Gulls are birds that everyone knows and loves. Well, maybe not love, being known as the French fry thieves of the beach. While commonly called “seagulls,” this is a misnomer as there are fifty different species within the family of gulls. In Massachusetts, there are three common gull species: the ring-billed gull, the great black-backed gull, and the herring gull. Each species has its own variety of unique characteristics, calls, and behaviors.
When imagining the stereotypical beach bird, a herring gull comes to mind. With a white body and grey wings, these are one of the most common species of gulls seen within the harbor. They have the largest and heaviest eggs in the family as well as the highest hatching success rates. The juveniles look much different than their adult counterparts, where their bodies are checkered with brown and white spots. They do not fully grow into the adult plumage until they are into their third year of life. Most gulls live between eight to twenty years of age, but the oldest individual recorded was a herring gull that was a mighty 49 years old. Due to a lack of predators and their generalist lifestyle, these birds have slower lifecycles and longer lives than many other bird species.
Image 1. An adult herring gull on the right and a juvenile herring gull on the left.

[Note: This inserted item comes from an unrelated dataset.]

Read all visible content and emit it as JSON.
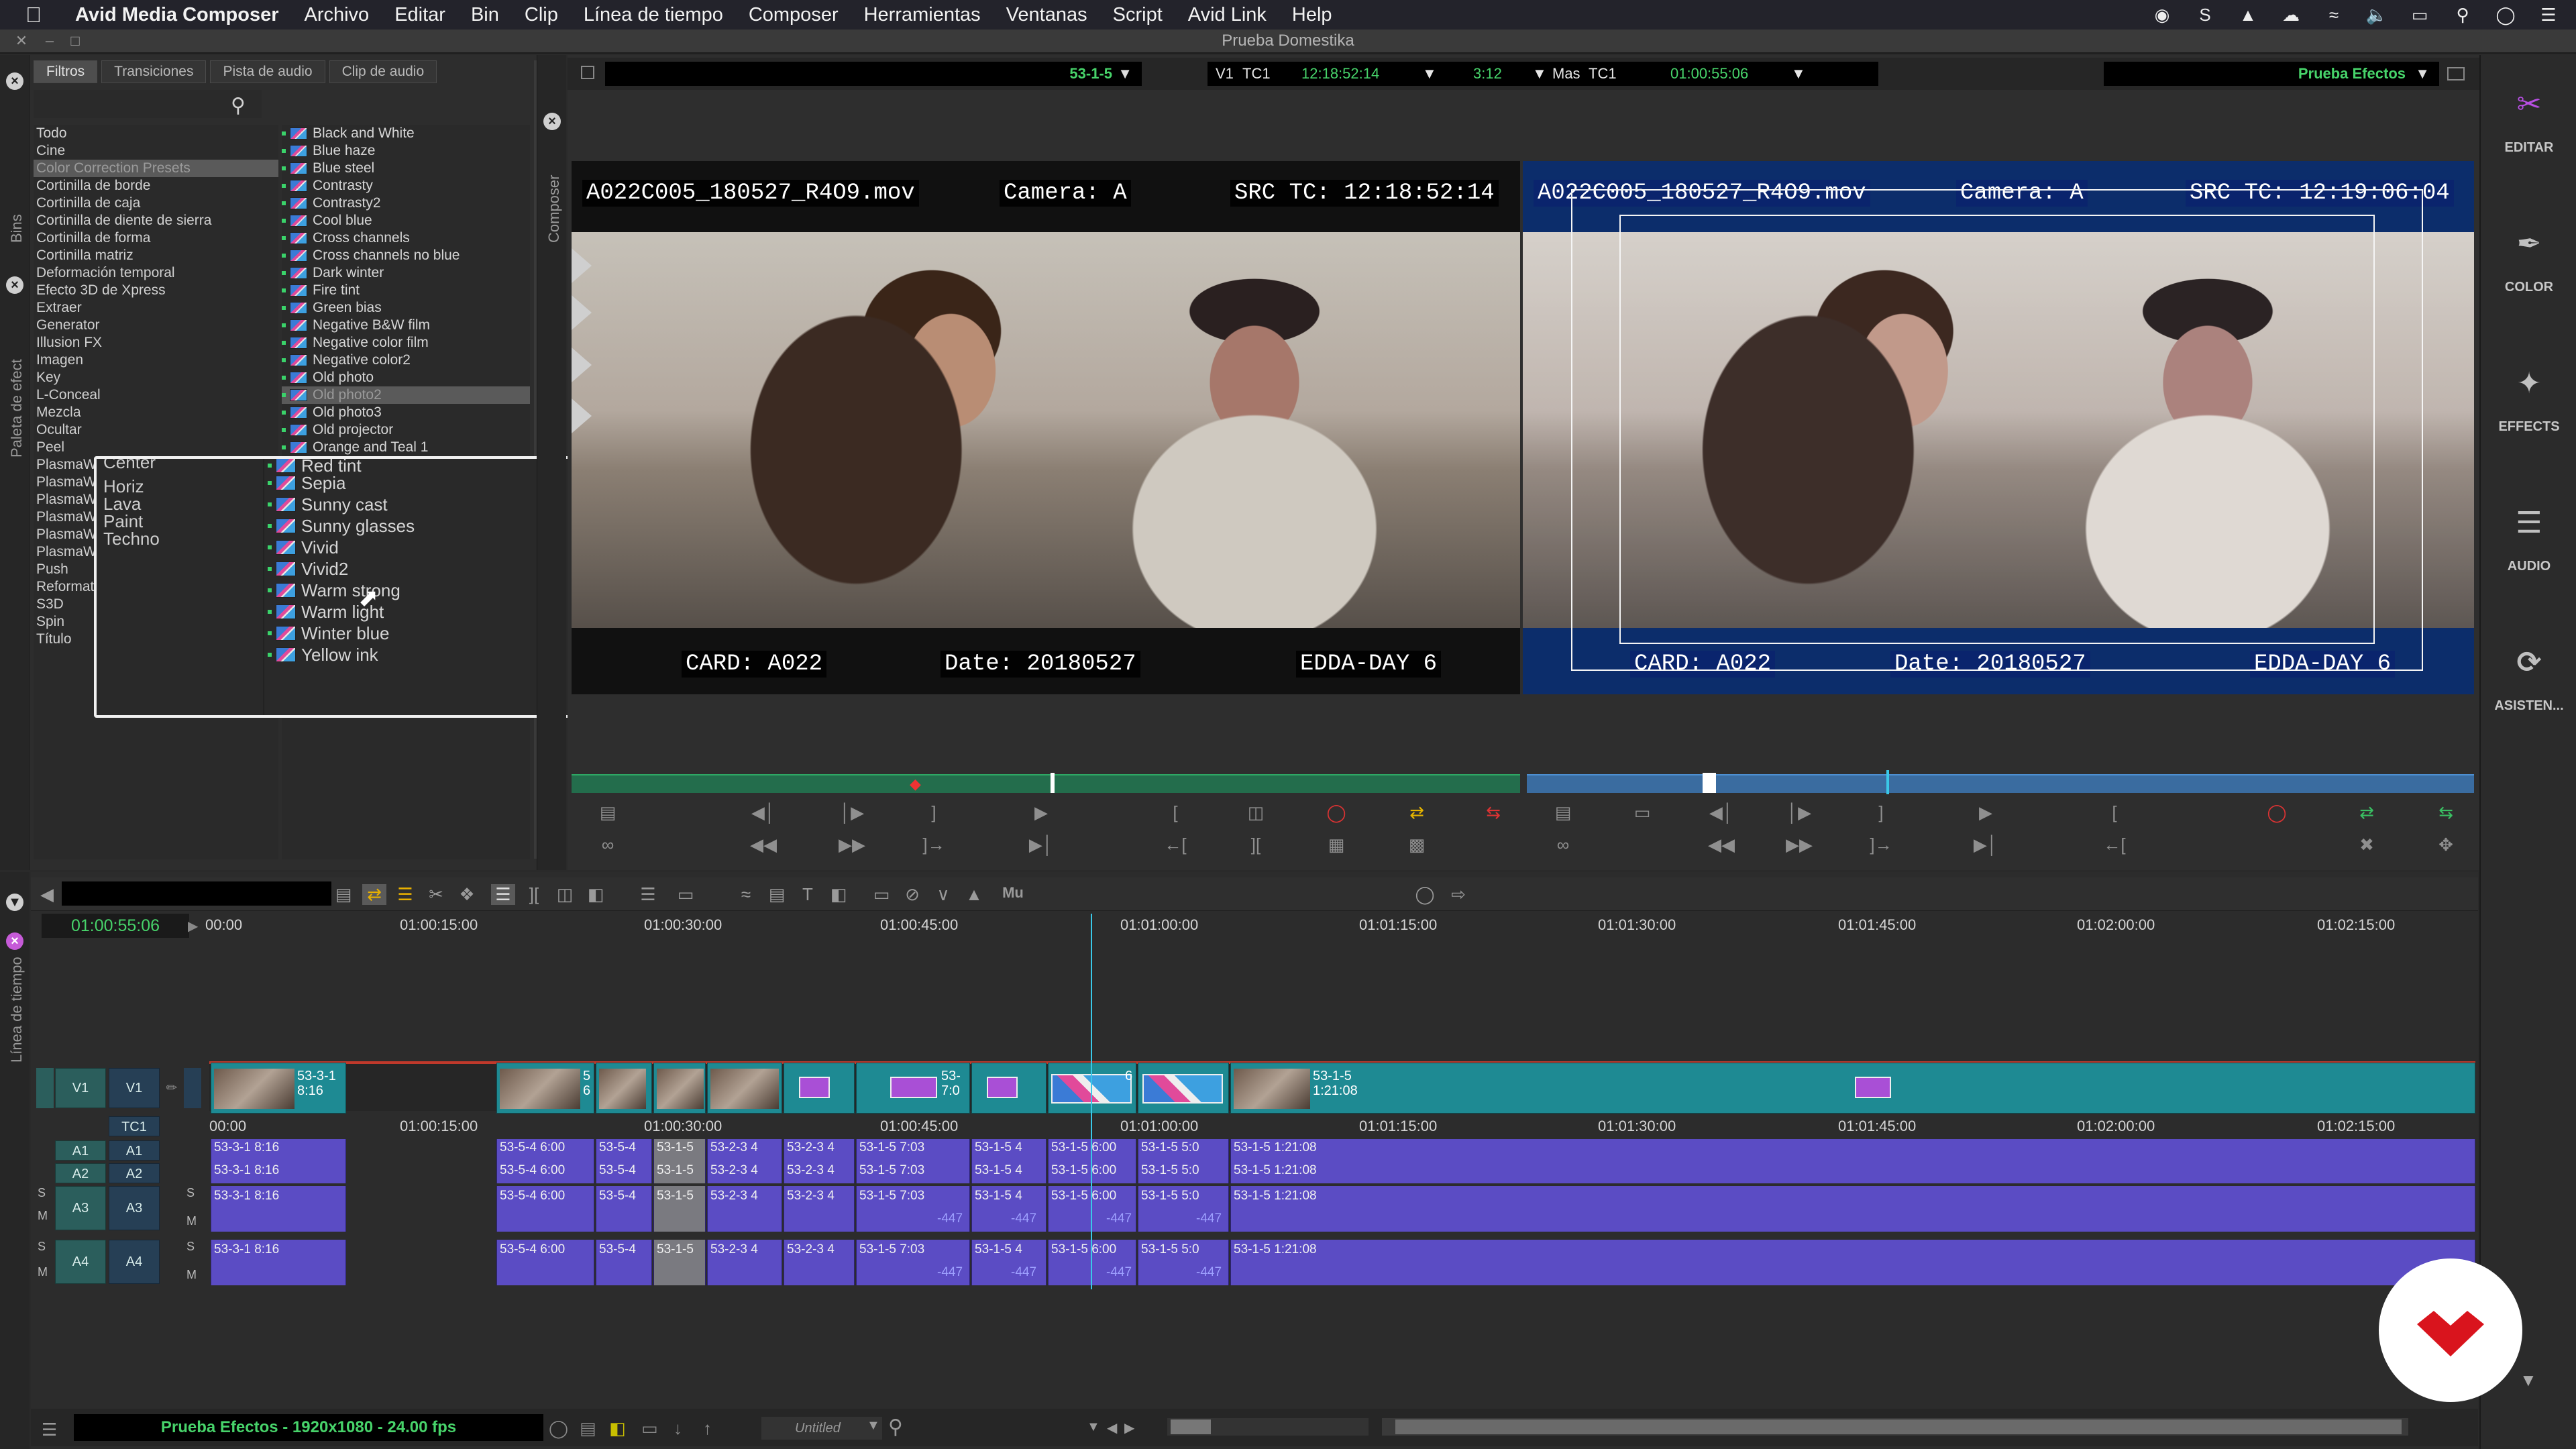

The largest gull species in the world is the great black-backed gull. They are considered an apex predator, being able to dominate other species and even consume other birds, such as puffins. They are opportunistic feeders, whose diet consists of up to fifty percent scraps. The rest of their diet is omnivorous, including shellfish, berries, rodents, and fish. Their feathers were used for clothing and accessories during the 1800’s leading to near extinction. Their population rebounded by the 1960’s after the fall of the feather trade as well as protective laws put in place.
Image 2: Great black-backed gull and a ring-billed gull.
The smallest of the common species in this area is the ring-billed gull. To differentiate between the herring gull and the ring-billed gull is to look at both size and beak of both species. The ring-billed gull has the thin line around its beak giving it its name, as well as being the size of a pigeon versus the herring gull being the size of a large crow. Many individuals of this species will return yearly to nest at the same site that they were hatched. Common to Boston and the Islands, they are social birds that tend to feed and nest in large groups. Their diets vary from other gull species to include foraging for earthworms, insects, grain, and fish.
The gull family are monogamous breeders, where they will mate with one partner for life. When raising young, gulls participate in bi-parental care, where both adults help watch the eggs, and later their chicks. Gull chicks will start flying at around five to eight weeks old.
Due to gulls consuming various types of shellfish and other shoreline delectables, the Boston Harbor Islands is a great environment for them to live. The common gull species can be seen on the islands and over the open water within the harbor, usually searching for food or somewhere to rest. While on island, this family of birds is guaranteed to be spotted. While doing so, perhaps watch the behaviors of these intelligent birds and consider how they have overcome harsh environments and consume anything that will give them the nutrition that they need.